- Add half of the flour mixture into the butter-sugar mixture, beating on low speed until just combined. Then add the vegan buttermilk and beat until just combined. Finally, add in the remaining flour mixture until you have a mostly smooth batter, but do not overmix (it’s okay if there are a few flour pockets remaining) to prevent the cake from getting dense. The batter should be light and fluffy. Transfer the batter to the prepared 9-inch cake pan.
- Make the cinnamon swirl filling: Add the 1/2 cup butter, brown sugar, cinnamon, and 1 tablespoon flour to a medium bowl. Using an electric mixer on medium speed, cream together until evenly combined.
- Scoop the cinnamon swirl filling into a piping bag or a ziplock bag with the tip cut off. Starting in the center, pipe the filling into a concentric circle to mimic the look of a cinnamon roll. Alternatively, you can simply dollop the cinnamon filling evenly over the cake better and use a skewer or knife to marble and swirl over the cake.
- Bake the cake for 40-45 minutes, or until a toothpick inserted in center comes out mostly clean, and it feels firm to the touch and the edges are lightly browned. My cake was done in exactly 40 minutes.
- Remove the cake from the oven and allow to cool on a cooling rack for 10-15 minutes before removing from the cake pan and serving.
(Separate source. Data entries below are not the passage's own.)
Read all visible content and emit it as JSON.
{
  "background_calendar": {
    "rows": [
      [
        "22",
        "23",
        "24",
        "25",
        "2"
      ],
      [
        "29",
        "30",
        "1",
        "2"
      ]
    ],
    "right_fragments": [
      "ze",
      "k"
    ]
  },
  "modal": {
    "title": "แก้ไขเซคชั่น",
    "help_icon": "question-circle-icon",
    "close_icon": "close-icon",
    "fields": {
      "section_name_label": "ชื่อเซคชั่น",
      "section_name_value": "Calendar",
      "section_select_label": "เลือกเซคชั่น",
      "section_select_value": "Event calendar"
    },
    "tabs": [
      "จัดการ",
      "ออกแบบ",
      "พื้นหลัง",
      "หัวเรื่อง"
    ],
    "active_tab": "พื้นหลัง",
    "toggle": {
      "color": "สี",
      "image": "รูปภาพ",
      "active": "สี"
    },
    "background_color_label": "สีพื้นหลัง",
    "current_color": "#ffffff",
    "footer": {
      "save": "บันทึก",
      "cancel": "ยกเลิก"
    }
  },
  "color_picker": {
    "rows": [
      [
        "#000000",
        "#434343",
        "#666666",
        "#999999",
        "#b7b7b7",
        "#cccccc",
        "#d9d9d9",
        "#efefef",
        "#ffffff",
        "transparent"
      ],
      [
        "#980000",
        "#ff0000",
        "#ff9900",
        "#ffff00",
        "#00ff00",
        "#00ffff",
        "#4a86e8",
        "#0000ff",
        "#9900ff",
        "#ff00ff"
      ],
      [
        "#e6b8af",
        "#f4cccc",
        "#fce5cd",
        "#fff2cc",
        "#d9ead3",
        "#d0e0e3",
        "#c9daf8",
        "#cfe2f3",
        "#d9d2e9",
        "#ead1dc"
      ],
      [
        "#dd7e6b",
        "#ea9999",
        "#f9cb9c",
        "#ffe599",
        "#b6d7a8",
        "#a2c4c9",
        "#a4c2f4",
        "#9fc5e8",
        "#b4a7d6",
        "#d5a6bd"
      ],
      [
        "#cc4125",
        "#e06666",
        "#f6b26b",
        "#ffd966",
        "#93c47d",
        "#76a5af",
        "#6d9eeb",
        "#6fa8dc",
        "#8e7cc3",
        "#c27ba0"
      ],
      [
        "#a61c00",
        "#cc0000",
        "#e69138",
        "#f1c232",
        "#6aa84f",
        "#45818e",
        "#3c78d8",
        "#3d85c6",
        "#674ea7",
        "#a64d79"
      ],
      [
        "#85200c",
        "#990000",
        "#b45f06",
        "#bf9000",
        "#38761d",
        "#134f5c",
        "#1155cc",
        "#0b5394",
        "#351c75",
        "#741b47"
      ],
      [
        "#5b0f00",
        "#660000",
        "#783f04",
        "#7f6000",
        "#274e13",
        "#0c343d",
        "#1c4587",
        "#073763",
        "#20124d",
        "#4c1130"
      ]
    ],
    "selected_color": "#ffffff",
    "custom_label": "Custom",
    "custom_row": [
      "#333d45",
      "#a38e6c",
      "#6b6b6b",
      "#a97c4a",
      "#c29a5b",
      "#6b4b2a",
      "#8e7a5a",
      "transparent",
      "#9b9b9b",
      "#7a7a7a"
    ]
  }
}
- Make the sugar icing while the cake is resting. Add the powdered sugar, 2 tablespoons nondairy milk, and vanilla to a medium bowl. Whisk until smooth, but still thick and viscous. Add more milk as needed. Drizzle the icing over the warm cake and serve warm.